- **Work task**:
Repeat all entries word for word; skip images.

- **Exercise data**:

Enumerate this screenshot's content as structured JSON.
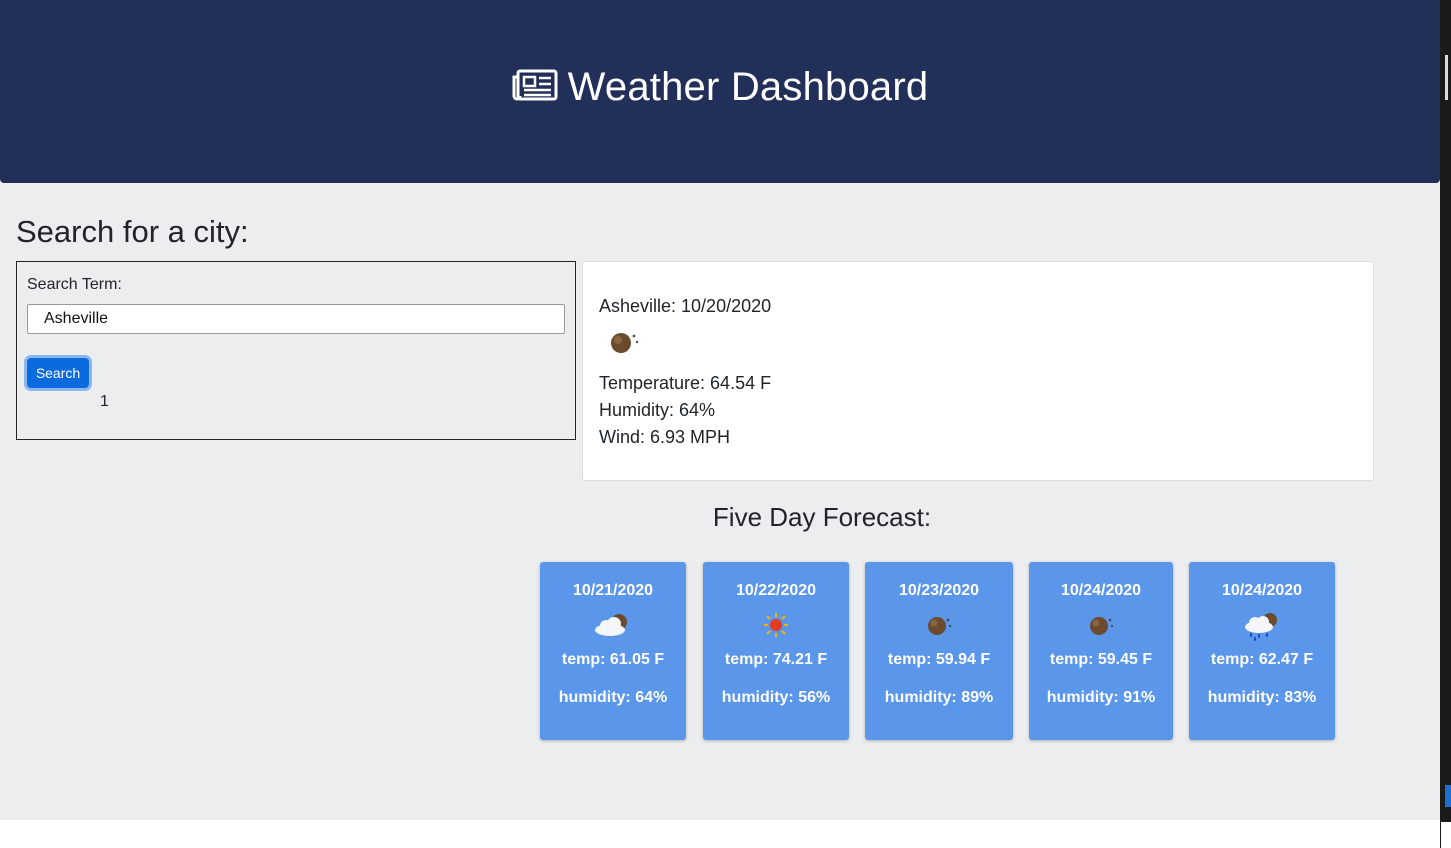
{
  "header": {
    "title": "Weather Dashboard",
    "icon": "newspaper-icon"
  },
  "search": {
    "heading": "Search for a city:",
    "label": "Search Term:",
    "input_value": "Asheville",
    "button_label": "Search",
    "history": [
      "1"
    ]
  },
  "current": {
    "title": "Asheville: 10/20/2020",
    "icon": "clear-night-icon",
    "temperature": "Temperature: 64.54 F",
    "humidity": "Humidity: 64%",
    "wind": "Wind: 6.93 MPH"
  },
  "forecast": {
    "heading": "Five Day Forecast:",
    "days": [
      {
        "date": "10/21/2020",
        "icon": "cloudy-night-icon",
        "temp": "temp: 61.05 F",
        "humidity": "humidity: 64%"
      },
      {
        "date": "10/22/2020",
        "icon": "clear-day-sun-icon",
        "temp": "temp: 74.21 F",
        "humidity": "humidity: 56%"
      },
      {
        "date": "10/23/2020",
        "icon": "clear-night-icon",
        "temp": "temp: 59.94 F",
        "humidity": "humidity: 89%"
      },
      {
        "date": "10/24/2020",
        "icon": "clear-night-icon",
        "temp": "temp: 59.45 F",
        "humidity": "humidity: 91%"
      },
      {
        "date": "10/24/2020",
        "icon": "rain-night-icon",
        "temp": "temp: 62.47 F",
        "humidity": "humidity: 83%"
      }
    ]
  },
  "colors": {
    "header_bg": "#223059",
    "page_bg": "#ecedef",
    "button_bg": "#0a6ae0",
    "forecast_card_bg": "#5a96ea"
  }
}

- **Written reply**:
Enumerate this screenshot's content as structured JSON.
{
  "header": {
    "title": "Weather Dashboard",
    "icon": "newspaper-icon"
  },
  "search": {
    "heading": "Search for a city:",
    "label": "Search Term:",
    "input_value": "Asheville",
    "button_label": "Search",
    "history": [
      "1"
    ]
  },
  "current": {
    "title": "Asheville: 10/20/2020",
    "icon": "clear-night-icon",
    "temperature": "Temperature: 64.54 F",
    "humidity": "Humidity: 64%",
    "wind": "Wind: 6.93 MPH"
  },
  "forecast": {
    "heading": "Five Day Forecast:",
    "days": [
      {
        "date": "10/21/2020",
        "icon": "cloudy-night-icon",
        "temp": "temp: 61.05 F",
        "humidity": "humidity: 64%"
      },
      {
        "date": "10/22/2020",
        "icon": "clear-day-sun-icon",
        "temp": "temp: 74.21 F",
        "humidity": "humidity: 56%"
      },
      {
        "date": "10/23/2020",
        "icon": "clear-night-icon",
        "temp": "temp: 59.94 F",
        "humidity": "humidity: 89%"
      },
      {
        "date": "10/24/2020",
        "icon": "clear-night-icon",
        "temp": "temp: 59.45 F",
        "humidity": "humidity: 91%"
      },
      {
        "date": "10/24/2020",
        "icon": "rain-night-icon",
        "temp": "temp: 62.47 F",
        "humidity": "humidity: 83%"
      }
    ]
  },
  "colors": {
    "header_bg": "#223059",
    "page_bg": "#ecedef",
    "button_bg": "#0a6ae0",
    "forecast_card_bg": "#5a96ea"
  }
}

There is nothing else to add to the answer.